## DESCRIPTION OF THE TASK:
Scan the entries below. Return every line that includes "transfer".

## EXTRACTED DATA:
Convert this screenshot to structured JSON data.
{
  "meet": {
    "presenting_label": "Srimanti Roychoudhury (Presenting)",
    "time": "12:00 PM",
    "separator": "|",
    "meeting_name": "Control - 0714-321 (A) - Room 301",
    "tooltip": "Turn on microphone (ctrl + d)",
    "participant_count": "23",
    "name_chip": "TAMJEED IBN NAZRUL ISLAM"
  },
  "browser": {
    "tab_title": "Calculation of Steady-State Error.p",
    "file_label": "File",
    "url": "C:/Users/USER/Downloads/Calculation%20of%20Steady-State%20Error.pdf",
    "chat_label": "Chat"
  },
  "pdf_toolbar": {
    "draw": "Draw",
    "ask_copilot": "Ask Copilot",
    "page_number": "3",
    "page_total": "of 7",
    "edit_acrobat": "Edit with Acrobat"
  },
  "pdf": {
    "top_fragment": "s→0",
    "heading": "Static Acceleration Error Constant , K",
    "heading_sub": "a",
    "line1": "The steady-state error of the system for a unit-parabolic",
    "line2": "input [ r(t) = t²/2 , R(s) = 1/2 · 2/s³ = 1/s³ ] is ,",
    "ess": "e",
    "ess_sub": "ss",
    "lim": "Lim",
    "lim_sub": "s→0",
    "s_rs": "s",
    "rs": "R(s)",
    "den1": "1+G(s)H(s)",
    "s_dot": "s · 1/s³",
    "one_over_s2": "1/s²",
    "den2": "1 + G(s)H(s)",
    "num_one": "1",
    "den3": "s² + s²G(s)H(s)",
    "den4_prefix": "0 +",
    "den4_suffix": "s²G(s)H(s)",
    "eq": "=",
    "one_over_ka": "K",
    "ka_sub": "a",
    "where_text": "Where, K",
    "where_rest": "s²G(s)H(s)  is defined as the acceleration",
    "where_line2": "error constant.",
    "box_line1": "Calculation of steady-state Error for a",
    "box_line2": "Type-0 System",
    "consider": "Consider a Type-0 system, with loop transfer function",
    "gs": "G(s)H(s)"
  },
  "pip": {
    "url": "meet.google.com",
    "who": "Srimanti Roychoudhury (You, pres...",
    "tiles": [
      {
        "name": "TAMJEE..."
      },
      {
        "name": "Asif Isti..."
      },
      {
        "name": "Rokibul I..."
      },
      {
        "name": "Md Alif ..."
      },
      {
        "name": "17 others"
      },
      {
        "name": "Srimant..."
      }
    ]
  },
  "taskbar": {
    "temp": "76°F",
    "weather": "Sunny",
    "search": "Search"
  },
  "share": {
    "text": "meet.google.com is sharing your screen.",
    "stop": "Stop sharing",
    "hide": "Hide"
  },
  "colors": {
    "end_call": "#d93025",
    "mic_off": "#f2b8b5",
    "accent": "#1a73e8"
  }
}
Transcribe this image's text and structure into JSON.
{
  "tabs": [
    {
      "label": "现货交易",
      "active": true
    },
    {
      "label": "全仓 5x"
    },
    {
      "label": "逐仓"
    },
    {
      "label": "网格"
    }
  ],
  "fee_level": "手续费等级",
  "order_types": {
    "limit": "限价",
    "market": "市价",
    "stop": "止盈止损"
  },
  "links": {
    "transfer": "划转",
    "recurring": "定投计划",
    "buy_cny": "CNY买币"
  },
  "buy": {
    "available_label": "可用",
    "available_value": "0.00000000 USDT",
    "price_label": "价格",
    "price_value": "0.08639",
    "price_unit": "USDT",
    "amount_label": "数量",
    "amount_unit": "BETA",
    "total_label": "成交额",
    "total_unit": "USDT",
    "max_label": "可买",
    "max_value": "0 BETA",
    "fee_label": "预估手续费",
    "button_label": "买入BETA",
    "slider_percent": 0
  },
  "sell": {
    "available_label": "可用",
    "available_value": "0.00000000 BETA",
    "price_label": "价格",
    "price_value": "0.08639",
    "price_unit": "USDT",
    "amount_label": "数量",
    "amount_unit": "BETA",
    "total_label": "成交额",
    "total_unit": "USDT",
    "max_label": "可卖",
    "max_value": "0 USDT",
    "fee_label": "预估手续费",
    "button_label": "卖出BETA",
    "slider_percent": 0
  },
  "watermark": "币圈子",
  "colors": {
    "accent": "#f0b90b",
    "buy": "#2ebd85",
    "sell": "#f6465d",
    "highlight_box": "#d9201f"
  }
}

## REPLY:
    "consider": "Consider a Type-0 system, with loop transfer function",
    "transfer": "划转",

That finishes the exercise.